Data to examine START

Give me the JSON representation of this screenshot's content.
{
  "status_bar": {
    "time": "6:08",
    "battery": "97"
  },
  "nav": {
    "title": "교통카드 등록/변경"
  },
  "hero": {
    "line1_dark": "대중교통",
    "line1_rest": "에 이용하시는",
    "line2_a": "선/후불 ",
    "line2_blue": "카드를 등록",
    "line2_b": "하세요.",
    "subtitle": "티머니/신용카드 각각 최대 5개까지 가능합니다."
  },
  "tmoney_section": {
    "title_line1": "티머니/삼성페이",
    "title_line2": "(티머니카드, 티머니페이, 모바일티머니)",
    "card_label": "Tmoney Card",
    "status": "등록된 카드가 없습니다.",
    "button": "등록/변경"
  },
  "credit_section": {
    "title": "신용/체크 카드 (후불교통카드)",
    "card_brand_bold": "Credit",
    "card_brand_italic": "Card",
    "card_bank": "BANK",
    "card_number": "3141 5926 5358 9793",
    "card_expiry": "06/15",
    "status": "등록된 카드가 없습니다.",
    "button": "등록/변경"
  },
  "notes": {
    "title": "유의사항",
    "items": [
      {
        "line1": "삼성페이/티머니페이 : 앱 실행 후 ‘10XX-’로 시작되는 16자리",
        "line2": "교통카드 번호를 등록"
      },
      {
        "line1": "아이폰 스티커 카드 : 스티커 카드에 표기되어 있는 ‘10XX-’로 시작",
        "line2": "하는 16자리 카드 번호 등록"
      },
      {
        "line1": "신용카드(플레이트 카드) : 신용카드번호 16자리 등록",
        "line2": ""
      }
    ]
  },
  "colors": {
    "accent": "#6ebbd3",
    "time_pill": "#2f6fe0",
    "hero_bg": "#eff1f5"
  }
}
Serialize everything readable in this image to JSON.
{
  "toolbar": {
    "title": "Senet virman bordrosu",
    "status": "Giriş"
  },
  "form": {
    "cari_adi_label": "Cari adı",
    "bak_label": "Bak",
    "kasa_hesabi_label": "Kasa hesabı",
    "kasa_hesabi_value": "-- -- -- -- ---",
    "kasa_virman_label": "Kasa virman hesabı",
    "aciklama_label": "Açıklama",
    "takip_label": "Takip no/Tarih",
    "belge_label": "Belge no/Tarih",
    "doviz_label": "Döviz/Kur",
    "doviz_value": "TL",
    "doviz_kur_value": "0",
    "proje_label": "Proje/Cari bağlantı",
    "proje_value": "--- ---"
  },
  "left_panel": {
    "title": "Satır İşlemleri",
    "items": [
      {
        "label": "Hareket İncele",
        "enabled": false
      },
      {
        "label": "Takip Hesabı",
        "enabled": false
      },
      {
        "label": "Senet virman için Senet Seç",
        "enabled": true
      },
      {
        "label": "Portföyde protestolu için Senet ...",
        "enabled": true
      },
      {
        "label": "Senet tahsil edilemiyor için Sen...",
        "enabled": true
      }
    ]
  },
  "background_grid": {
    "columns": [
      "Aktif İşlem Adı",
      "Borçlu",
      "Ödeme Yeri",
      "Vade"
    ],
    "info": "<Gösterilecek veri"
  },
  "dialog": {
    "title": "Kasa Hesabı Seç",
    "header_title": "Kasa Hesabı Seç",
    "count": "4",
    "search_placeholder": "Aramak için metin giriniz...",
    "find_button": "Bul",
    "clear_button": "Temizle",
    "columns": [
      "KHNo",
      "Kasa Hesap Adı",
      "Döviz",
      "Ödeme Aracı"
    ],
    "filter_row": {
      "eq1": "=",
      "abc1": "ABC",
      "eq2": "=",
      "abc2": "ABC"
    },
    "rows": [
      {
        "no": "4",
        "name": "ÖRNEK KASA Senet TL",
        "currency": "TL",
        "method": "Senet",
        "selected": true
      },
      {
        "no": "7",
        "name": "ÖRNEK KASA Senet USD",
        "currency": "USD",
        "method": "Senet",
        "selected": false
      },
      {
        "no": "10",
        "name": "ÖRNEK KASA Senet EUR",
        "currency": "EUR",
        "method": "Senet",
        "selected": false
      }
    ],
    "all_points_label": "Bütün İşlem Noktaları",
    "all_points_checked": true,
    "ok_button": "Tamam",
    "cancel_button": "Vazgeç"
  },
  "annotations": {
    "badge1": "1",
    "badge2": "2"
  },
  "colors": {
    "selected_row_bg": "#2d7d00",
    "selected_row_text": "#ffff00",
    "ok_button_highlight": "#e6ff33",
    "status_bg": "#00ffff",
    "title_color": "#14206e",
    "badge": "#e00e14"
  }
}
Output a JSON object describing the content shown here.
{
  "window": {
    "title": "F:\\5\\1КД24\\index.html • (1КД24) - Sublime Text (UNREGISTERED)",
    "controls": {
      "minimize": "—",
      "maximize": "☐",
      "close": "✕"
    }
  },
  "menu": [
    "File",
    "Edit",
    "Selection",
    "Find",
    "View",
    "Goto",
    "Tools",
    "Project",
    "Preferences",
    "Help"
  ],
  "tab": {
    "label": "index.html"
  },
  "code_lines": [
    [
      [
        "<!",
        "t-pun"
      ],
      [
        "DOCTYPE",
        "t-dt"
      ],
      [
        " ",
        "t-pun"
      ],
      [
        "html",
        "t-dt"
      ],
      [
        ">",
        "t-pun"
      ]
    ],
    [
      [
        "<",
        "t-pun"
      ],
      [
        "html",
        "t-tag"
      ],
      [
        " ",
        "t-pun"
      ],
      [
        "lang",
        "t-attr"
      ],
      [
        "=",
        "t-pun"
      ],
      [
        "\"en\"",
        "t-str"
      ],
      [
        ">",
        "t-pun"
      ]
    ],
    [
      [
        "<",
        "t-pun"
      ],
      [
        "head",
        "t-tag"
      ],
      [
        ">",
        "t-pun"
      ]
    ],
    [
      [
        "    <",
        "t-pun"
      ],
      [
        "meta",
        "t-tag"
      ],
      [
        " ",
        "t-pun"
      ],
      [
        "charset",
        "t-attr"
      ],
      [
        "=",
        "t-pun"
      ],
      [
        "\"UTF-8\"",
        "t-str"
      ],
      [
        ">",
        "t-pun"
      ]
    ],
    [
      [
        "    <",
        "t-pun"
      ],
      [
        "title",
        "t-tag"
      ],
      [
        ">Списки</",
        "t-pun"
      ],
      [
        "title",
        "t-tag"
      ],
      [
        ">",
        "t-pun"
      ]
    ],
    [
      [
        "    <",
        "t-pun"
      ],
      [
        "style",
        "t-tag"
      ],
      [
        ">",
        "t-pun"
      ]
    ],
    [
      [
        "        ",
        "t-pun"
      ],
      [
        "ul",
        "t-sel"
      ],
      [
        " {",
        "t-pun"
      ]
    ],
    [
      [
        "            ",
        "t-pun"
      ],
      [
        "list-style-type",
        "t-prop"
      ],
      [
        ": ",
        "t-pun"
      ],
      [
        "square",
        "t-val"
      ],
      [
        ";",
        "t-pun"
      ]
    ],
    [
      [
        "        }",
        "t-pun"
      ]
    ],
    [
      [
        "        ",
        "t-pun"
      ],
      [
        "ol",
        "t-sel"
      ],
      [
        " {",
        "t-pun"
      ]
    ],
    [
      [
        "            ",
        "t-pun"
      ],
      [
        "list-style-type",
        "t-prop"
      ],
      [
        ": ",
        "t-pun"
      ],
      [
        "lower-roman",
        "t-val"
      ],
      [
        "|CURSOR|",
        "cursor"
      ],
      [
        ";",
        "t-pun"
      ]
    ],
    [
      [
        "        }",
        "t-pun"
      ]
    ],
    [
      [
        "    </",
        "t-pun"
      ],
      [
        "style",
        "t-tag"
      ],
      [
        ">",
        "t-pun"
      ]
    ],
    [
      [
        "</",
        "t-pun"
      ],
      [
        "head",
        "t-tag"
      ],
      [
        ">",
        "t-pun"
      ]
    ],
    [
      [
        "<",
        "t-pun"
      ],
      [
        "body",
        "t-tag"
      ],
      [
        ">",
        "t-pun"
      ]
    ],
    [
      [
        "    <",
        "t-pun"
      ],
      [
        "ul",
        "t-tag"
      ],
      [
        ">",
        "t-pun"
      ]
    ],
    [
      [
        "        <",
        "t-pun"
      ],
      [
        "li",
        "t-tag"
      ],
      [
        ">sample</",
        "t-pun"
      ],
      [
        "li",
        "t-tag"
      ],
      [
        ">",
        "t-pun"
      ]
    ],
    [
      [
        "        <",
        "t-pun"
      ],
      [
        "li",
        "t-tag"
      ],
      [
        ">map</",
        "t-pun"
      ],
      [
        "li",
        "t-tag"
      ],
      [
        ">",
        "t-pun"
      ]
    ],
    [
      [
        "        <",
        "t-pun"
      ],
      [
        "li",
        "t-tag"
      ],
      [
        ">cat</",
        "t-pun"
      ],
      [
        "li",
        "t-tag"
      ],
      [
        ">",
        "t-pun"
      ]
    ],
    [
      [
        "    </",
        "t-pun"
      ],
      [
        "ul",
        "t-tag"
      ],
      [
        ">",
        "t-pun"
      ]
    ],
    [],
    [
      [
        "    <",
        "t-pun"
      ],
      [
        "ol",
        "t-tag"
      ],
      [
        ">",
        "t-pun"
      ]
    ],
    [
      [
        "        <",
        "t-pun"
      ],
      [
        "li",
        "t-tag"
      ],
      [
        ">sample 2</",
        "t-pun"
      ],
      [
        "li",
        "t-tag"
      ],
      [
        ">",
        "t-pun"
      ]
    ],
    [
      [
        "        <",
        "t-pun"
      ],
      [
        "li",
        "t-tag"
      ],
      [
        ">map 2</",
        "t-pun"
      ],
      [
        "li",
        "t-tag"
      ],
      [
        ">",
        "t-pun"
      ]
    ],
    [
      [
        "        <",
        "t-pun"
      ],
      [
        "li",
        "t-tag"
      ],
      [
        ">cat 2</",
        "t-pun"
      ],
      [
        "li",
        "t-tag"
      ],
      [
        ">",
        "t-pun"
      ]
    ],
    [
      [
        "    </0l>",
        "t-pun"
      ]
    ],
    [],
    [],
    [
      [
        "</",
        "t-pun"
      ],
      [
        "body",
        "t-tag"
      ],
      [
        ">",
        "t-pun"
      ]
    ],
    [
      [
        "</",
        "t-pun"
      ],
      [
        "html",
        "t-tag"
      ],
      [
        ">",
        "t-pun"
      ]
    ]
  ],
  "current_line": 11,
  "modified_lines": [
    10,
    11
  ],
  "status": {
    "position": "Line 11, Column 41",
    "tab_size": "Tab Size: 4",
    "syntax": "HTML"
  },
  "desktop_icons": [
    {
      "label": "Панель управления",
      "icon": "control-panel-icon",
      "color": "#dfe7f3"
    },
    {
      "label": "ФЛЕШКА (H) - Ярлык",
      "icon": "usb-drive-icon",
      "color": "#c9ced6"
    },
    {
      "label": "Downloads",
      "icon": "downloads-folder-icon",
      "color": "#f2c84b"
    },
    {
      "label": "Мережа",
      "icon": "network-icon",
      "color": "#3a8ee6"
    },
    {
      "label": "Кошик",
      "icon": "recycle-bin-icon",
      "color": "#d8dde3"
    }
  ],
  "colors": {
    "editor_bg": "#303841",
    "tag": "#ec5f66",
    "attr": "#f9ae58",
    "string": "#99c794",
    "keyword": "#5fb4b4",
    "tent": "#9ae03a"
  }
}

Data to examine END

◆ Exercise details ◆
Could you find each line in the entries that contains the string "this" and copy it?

◆ Exercise solution ◆
Give me the JSON representation of this screenshot's content.
Serialize everything readable in this image to JSON.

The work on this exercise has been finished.